EXERCISE BRIEF. Using the data below, copy out all lines with the word "Pension".

(Element data from apps and pages)
==============================

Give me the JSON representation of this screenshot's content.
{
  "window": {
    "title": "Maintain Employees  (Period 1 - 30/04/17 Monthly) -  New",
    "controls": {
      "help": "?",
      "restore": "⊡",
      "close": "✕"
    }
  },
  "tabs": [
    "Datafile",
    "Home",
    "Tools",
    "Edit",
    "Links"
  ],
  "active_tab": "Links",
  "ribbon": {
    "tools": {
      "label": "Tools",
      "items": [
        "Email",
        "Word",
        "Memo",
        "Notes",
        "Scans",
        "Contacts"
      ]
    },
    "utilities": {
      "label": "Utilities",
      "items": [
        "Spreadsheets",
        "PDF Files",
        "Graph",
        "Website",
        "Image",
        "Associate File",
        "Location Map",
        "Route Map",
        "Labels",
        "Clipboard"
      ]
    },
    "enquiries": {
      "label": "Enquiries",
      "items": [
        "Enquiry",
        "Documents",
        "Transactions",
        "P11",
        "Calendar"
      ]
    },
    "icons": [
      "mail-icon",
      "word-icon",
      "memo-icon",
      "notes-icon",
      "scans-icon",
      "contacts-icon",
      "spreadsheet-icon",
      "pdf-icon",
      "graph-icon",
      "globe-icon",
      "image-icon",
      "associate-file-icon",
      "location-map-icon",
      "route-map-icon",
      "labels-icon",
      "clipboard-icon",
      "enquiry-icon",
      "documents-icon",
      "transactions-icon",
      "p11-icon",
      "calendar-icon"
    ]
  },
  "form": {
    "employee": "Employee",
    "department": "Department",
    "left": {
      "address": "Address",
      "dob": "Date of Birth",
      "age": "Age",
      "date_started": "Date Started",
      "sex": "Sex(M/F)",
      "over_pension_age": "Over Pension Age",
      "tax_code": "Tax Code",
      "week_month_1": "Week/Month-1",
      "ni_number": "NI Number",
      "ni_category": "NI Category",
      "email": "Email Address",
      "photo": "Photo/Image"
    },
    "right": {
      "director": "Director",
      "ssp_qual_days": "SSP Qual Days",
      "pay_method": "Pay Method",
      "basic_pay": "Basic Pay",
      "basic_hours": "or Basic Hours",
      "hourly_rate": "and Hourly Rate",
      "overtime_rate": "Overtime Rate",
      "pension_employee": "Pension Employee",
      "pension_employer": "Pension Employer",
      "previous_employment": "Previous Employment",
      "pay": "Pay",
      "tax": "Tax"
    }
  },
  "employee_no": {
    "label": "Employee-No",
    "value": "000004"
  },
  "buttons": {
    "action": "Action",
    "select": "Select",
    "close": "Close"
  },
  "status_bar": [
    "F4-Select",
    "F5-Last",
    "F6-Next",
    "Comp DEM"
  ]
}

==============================

RESPONSE.
      "over_pension_age": "Over Pension Age",
      "pension_employee": "Pension Employee",
      "pension_employer": "Pension Employer",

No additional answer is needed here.